Chasing Tommy Hayden


Chasing Tommy Hayden

On a motorcycle, there's very few places where one is in a controlled environment. Outside the space inside our helmets, it's mostly a free-for-all filled with murderous minivans and thoughtless pot holes.

With problems like this facing the daily commuter and the weekend warrior, it's no wonder some track day organizations and track riding schools are reporting an uptick in growth.

Combine this with the continual swing upward in sportbike sales — up 18 percent in 2006 according to the MIC — and you'll understand when Monte Lutz says that business is going gangbusters.

"2001 was the first year that motorcycles on the racetracks for recreation outnumbered motorcycles on the racetracks for racing," says Lutz, who along with his wife, Bonnie Strawser, own Sportbike Track Time. Track days are growing by 25 percent a year, while racing is expanding at less than 3 percent annually, Lutz says.

Lutz and Strawser know a thing or two about this: Their organization has pulled together upward of 180 track events a various racetracks across the country. Strawser is the brains behind the Femmoto series that has women riders testing their mettle out on the tracks.

"We understood that it was a safer place for people to engage in this sport rather than on the street," Lutz says. "You've got good pavement. Everybody's going the same direction. You've got technical direction. You can learn how to do new things without the fear of getting hit by a minivan or hitting a guardrail."

Capture the Go-Fast Crowd

For as little as $115 a day, a rider can chase his inner Hayden while learning technical skills that can easily be transferred to the street.

Dealers should consider that not only is this a controlled riding environment, it' virtually a captive audience for sales.

Businesses like Sportbike Track Time can also help dealerships interested in organizing a track day for its customers.

In co-sponsoring a track day with a dealership, Lutz says his job is to run the show so that the dealership can focus on catering to its customers.

Lutz says that dealers should be out there selling tires, upgrading riders to one-piece leathers or getting them to move up bike models. Many dealers offer track-day preparation specials to sportbike customers.

"That's a reason to get a customer into the service department and upsell," he adds.

Demographicwise, Lutz says he's seeing younger riders taking part in track days. This he attributes to the number of inexpensive first- and second-generation sportbikes out on the market.

It's not just young riders either. Lutz says women riders make up the single fastest growing demographic. At this point, women make up 6 to 7 percent of their total overall customer base.
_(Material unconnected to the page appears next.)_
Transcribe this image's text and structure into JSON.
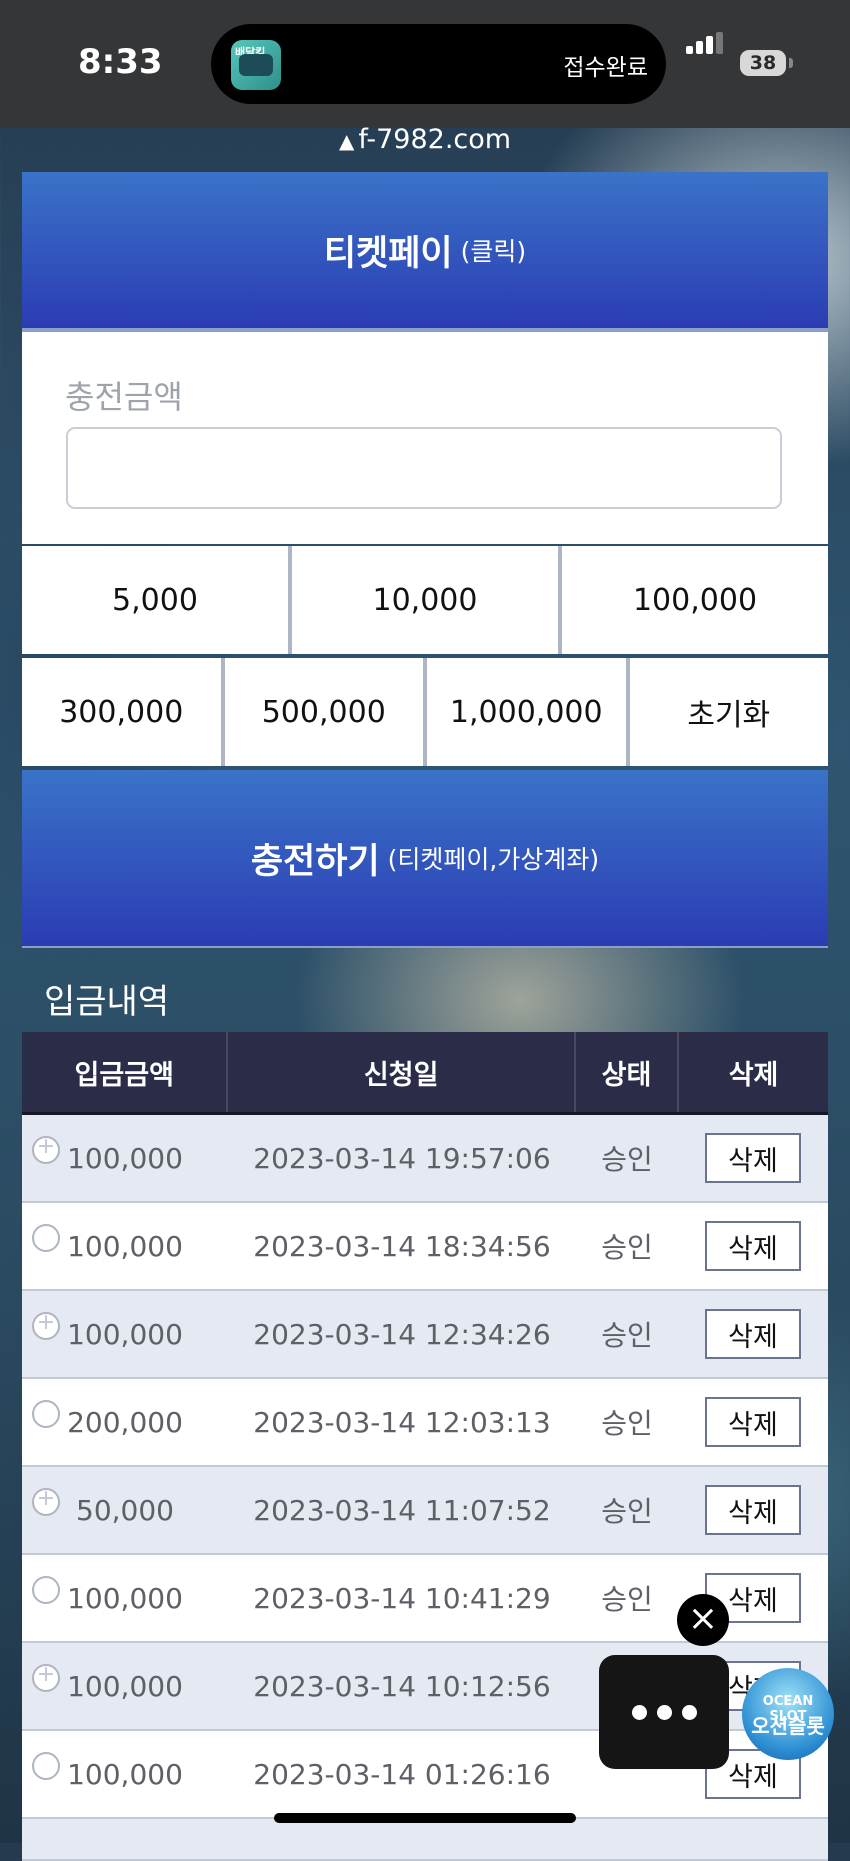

To reach the women's market, and possibly make life easier at home for a male counterpart, his company offers special pricing for couples. He also stocks jackets and leathers specifically cut for women.

School Kicks Ass

While racer-turned-headmaster Keith Code hasn't seen an increase in women attending his California Superbike School, he has seen an overall number jump. The school has expanded into 13 countries, and last year the school grew by 30 percent, which places it at the top of the pack for track schools.

"Track days are pushing the school market. Riders want to know how to use the technology they paid for," Code says. "These riders are realizing that there is a complementary riding technology that enhances their enjoyment of the sport and allows them access to the bike tech."

He says that his student demographics track motorcycle sales demographics.

"Our average age student is 43," he notes. "We are training mature riders who are interested in becoming competent and their hope is that confidence will follow, and in our experience, thousand of times each year, says it does."

And it would seem that track days are a bit like Lay's potato chips — once riders get a taste of the track, they can't stop. Many riders tend to return frequently for higher levels of training, to learn more techniques and make improvements, Code says.

Once hooked, these riders need gear and for products, tires top the list, followed by exhaust systems. Then riders start getting into swapping out brake pads and opting for braided lines and Stomp Grip tank pads. But is this all necessary? Much like the street and off-road markets, track bikes are upgraded for reasons that transcend performance.

What dealers should really focus on, and customers are getting more used to wearing, is the protective gear that becomes more technical yet more accessible each year.

"Full leathers aren't so uncommon a possession as they used to be, and the helmet market now is competitive enough so high-quality headgear is far more affordable than in previous decades," Code says.

The rest of the products people buy — products that drive a huge aftermarket industry and keep dealers' registers ringing — fall under what Code calls the "status" buy category.

"The OEs have made it tough for the aftermarket suppliers by delivering top-quality track-ready machines. For example our fleet of ZX-6Rs can have as many as 20,000-plus track miles on them and still feel tight, responsive and make the top 15 [at an AMA national]," he says. "This is unbelievable stuff for a guy like me who came from the dark ages of motorcycling in the '60s."